Data below:

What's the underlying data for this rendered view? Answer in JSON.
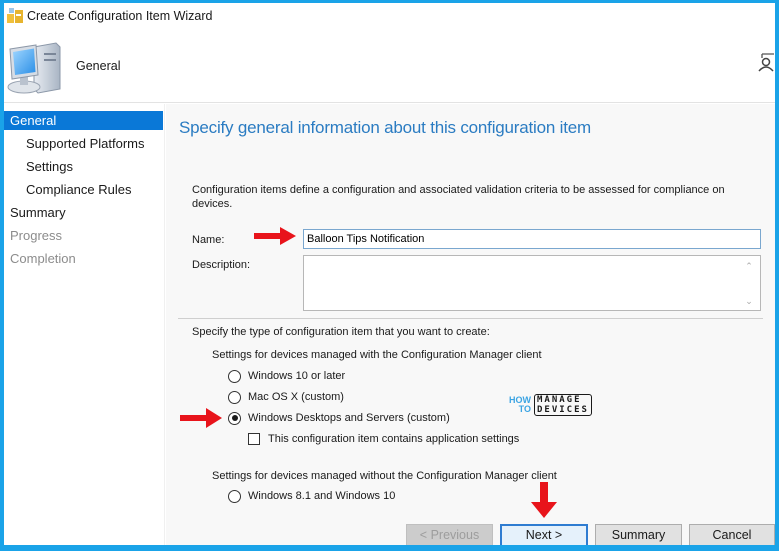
{
  "window": {
    "title": "Create Configuration Item Wizard",
    "header_title": "General",
    "icons": {
      "title": "wizard-app-icon",
      "header": "computer-icon",
      "header_right": "user-icon"
    }
  },
  "sidebar": {
    "items": [
      {
        "label": "General",
        "state": "active",
        "level": 0
      },
      {
        "label": "Supported Platforms",
        "state": "normal",
        "level": 1
      },
      {
        "label": "Settings",
        "state": "normal",
        "level": 1
      },
      {
        "label": "Compliance Rules",
        "state": "normal",
        "level": 1
      },
      {
        "label": "Summary",
        "state": "normal",
        "level": 0
      },
      {
        "label": "Progress",
        "state": "disabled",
        "level": 0
      },
      {
        "label": "Completion",
        "state": "disabled",
        "level": 0
      }
    ]
  },
  "main": {
    "title": "Specify general information about this configuration item",
    "description": "Configuration items define a configuration and associated validation criteria to be assessed for compliance on devices.",
    "name_label": "Name:",
    "name_value": "Balloon Tips Notification",
    "description_label": "Description:",
    "description_value": "",
    "type_prompt": "Specify the type of configuration item that you want to create:",
    "group_with_client": "Settings for devices managed with the Configuration Manager client",
    "options_with_client": [
      {
        "label": "Windows 10 or later",
        "checked": false
      },
      {
        "label": "Mac OS X (custom)",
        "checked": false
      },
      {
        "label": "Windows Desktops and Servers (custom)",
        "checked": true
      }
    ],
    "app_settings_checkbox": {
      "label": "This configuration item contains application settings",
      "checked": false
    },
    "group_without_client": "Settings for devices managed without the Configuration Manager client",
    "options_without_client": [
      {
        "label": "Windows 8.1 and Windows 10",
        "checked": false
      }
    ]
  },
  "buttons": {
    "previous": "< Previous",
    "next": "Next >",
    "summary": "Summary",
    "cancel": "Cancel"
  },
  "watermark": {
    "how": "HOW",
    "to": "TO",
    "manage": "MANAGE",
    "devices": "DEVICES"
  },
  "colors": {
    "accent": "#0a78d7",
    "title_blue": "#2b7cc2",
    "frame": "#1aa3e8",
    "annotation_arrow": "#e8141b"
  }
}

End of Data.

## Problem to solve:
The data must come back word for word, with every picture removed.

## Task solution:
What's the underlying data for this rendered view? Answer in JSON.
{
  "window": {
    "title": "Create Configuration Item Wizard",
    "header_title": "General",
    "icons": {
      "title": "wizard-app-icon",
      "header": "computer-icon",
      "header_right": "user-icon"
    }
  },
  "sidebar": {
    "items": [
      {
        "label": "General",
        "state": "active",
        "level": 0
      },
      {
        "label": "Supported Platforms",
        "state": "normal",
        "level": 1
      },
      {
        "label": "Settings",
        "state": "normal",
        "level": 1
      },
      {
        "label": "Compliance Rules",
        "state": "normal",
        "level": 1
      },
      {
        "label": "Summary",
        "state": "normal",
        "level": 0
      },
      {
        "label": "Progress",
        "state": "disabled",
        "level": 0
      },
      {
        "label": "Completion",
        "state": "disabled",
        "level": 0
      }
    ]
  },
  "main": {
    "title": "Specify general information about this configuration item",
    "description": "Configuration items define a configuration and associated validation criteria to be assessed for compliance on devices.",
    "name_label": "Name:",
    "name_value": "Balloon Tips Notification",
    "description_label": "Description:",
    "description_value": "",
    "type_prompt": "Specify the type of configuration item that you want to create:",
    "group_with_client": "Settings for devices managed with the Configuration Manager client",
    "options_with_client": [
      {
        "label": "Windows 10 or later",
        "checked": false
      },
      {
        "label": "Mac OS X (custom)",
        "checked": false
      },
      {
        "label": "Windows Desktops and Servers (custom)",
        "checked": true
      }
    ],
    "app_settings_checkbox": {
      "label": "This configuration item contains application settings",
      "checked": false
    },
    "group_without_client": "Settings for devices managed without the Configuration Manager client",
    "options_without_client": [
      {
        "label": "Windows 8.1 and Windows 10",
        "checked": false
      }
    ]
  },
  "buttons": {
    "previous": "< Previous",
    "next": "Next >",
    "summary": "Summary",
    "cancel": "Cancel"
  },
  "watermark": {
    "how": "HOW",
    "to": "TO",
    "manage": "MANAGE",
    "devices": "DEVICES"
  },
  "colors": {
    "accent": "#0a78d7",
    "title_blue": "#2b7cc2",
    "frame": "#1aa3e8",
    "annotation_arrow": "#e8141b"
  }
}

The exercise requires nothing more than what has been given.